> _Records provided_
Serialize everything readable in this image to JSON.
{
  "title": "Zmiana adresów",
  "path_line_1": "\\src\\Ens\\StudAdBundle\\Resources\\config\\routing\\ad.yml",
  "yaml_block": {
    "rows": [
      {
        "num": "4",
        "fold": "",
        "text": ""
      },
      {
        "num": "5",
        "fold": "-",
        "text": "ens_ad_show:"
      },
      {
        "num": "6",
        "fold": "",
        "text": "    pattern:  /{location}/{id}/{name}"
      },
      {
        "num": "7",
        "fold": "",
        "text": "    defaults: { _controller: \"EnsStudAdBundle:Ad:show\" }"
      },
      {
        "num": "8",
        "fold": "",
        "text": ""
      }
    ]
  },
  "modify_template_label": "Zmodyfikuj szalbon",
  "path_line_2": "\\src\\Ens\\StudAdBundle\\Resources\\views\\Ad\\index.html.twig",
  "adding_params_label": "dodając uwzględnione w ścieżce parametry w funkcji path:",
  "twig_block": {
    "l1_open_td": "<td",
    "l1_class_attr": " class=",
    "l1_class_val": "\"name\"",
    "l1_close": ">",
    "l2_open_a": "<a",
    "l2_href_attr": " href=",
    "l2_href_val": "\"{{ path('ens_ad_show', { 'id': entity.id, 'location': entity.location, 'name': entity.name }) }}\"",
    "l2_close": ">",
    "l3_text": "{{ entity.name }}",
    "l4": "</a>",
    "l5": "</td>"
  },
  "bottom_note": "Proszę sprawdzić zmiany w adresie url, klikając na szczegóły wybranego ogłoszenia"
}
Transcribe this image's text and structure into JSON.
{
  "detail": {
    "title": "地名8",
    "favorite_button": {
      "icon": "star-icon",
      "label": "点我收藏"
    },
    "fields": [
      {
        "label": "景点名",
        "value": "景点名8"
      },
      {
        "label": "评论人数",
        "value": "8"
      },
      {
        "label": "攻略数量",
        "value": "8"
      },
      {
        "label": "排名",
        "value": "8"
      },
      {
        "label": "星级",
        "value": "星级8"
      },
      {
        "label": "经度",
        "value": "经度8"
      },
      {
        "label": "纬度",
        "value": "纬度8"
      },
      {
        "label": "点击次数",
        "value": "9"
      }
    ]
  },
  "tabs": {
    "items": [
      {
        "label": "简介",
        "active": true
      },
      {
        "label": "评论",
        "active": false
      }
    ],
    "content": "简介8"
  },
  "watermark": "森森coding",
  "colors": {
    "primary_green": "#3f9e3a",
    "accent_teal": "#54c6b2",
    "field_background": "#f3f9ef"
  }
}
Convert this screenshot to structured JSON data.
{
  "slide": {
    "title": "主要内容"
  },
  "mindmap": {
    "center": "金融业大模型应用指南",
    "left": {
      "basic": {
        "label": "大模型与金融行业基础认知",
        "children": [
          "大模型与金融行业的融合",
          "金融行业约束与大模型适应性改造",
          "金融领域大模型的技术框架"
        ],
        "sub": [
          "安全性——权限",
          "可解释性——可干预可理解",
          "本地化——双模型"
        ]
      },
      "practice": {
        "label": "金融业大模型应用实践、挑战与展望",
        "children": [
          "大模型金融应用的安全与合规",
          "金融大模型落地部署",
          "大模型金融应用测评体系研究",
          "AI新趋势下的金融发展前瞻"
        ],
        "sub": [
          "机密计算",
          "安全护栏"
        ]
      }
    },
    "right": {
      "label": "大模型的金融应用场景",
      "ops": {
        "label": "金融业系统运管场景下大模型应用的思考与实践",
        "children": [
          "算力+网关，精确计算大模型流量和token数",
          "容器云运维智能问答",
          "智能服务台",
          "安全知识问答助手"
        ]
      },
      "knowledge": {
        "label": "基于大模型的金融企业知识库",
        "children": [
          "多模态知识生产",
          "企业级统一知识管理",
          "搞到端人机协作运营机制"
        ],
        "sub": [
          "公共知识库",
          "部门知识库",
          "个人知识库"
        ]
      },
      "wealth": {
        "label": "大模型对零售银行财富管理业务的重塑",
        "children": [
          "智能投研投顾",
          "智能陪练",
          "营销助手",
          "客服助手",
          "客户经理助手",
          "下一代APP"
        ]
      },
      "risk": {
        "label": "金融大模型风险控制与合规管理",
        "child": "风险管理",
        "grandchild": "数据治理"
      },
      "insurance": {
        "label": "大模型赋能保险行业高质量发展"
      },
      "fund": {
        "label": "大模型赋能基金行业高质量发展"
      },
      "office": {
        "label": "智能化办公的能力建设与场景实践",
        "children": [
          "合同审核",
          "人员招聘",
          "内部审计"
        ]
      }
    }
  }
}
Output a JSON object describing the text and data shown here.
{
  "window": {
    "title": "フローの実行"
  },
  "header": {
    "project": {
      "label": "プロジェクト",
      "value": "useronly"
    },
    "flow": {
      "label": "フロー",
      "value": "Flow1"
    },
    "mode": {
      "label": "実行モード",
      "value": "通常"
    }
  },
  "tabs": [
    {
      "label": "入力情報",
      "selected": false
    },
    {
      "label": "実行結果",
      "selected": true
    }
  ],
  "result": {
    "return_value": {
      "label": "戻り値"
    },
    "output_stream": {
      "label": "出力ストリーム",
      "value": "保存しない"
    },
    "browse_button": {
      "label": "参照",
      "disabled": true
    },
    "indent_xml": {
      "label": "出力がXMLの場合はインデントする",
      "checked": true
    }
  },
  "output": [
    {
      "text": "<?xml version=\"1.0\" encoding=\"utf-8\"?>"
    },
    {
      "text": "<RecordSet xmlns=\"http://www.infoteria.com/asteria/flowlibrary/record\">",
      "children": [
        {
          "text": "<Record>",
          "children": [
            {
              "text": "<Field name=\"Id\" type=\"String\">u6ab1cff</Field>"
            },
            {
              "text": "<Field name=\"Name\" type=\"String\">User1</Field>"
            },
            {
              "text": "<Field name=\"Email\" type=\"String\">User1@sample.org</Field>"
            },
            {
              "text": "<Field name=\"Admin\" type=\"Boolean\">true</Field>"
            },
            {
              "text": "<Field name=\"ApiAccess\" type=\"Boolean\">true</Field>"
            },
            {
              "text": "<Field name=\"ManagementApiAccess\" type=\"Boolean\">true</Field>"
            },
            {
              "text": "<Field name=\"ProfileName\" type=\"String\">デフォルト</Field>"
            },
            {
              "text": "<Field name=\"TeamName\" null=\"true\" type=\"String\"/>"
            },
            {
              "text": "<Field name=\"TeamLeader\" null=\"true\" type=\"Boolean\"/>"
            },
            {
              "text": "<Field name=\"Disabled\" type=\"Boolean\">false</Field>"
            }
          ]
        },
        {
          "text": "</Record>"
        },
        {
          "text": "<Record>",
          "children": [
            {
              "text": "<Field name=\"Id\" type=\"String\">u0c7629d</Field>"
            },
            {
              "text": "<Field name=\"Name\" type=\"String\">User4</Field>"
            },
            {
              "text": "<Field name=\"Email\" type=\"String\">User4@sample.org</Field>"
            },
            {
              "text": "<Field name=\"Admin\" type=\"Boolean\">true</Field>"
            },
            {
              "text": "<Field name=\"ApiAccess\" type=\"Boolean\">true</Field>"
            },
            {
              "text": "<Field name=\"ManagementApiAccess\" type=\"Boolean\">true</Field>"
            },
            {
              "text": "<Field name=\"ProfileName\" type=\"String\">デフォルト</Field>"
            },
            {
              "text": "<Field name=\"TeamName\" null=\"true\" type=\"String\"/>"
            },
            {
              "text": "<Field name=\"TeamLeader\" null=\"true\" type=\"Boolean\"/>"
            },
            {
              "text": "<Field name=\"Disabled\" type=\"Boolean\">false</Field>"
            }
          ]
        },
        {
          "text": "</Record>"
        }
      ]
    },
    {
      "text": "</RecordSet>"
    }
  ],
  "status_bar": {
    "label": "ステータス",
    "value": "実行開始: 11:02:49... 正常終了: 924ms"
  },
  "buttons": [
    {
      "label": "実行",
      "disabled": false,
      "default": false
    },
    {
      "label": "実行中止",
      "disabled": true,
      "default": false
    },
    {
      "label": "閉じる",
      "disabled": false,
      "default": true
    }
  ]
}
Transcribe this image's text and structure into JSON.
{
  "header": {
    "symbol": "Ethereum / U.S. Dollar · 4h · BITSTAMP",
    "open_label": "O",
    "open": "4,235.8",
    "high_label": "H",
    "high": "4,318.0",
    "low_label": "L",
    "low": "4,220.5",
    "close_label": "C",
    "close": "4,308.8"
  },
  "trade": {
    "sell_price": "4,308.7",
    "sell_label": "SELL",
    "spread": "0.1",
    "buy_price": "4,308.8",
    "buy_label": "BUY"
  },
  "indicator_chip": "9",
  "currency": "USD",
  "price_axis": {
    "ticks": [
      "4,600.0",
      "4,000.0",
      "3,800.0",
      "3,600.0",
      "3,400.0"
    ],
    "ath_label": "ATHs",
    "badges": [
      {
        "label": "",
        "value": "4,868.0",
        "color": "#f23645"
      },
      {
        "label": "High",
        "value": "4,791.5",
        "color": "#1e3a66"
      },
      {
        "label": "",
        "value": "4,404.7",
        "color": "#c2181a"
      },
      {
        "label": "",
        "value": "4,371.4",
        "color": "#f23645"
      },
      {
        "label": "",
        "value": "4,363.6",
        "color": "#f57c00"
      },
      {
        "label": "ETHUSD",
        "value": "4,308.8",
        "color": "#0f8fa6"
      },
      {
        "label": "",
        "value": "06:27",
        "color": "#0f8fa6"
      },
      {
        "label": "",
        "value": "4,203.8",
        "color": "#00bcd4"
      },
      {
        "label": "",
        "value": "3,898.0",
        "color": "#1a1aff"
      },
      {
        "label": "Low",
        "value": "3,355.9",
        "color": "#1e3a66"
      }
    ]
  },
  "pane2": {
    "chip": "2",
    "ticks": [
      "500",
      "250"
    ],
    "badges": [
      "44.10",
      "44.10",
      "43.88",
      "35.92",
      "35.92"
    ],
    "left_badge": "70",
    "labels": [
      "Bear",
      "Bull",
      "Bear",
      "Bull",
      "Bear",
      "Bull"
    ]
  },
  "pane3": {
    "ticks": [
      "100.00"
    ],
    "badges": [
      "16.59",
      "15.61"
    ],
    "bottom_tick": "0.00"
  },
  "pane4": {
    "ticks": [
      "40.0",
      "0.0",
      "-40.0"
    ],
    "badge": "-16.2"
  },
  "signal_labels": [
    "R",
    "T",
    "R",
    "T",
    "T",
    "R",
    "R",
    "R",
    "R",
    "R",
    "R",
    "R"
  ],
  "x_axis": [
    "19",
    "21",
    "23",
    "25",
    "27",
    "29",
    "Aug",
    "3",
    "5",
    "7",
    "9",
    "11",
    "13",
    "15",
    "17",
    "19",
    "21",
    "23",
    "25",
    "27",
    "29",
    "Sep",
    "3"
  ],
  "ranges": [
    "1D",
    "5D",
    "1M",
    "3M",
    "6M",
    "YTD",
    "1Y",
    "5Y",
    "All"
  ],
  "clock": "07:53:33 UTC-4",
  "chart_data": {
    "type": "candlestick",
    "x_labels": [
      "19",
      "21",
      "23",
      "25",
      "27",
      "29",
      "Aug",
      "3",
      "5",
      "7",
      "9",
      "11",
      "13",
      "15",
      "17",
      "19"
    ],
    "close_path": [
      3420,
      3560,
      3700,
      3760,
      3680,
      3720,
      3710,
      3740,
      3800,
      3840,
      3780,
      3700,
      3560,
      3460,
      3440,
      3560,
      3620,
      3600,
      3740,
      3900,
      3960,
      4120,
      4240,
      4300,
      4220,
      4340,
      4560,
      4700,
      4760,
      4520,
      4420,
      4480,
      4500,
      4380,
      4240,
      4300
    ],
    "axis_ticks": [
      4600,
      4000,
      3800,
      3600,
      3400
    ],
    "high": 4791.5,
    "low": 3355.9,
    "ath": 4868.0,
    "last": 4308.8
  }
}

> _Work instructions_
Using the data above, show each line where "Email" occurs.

> _Solved problem_
              "text": "<Field name=\"Email\" type=\"String\">User1@sample.org</Field>"
              "text": "<Field name=\"Email\" type=\"String\">User4@sample.org</Field>"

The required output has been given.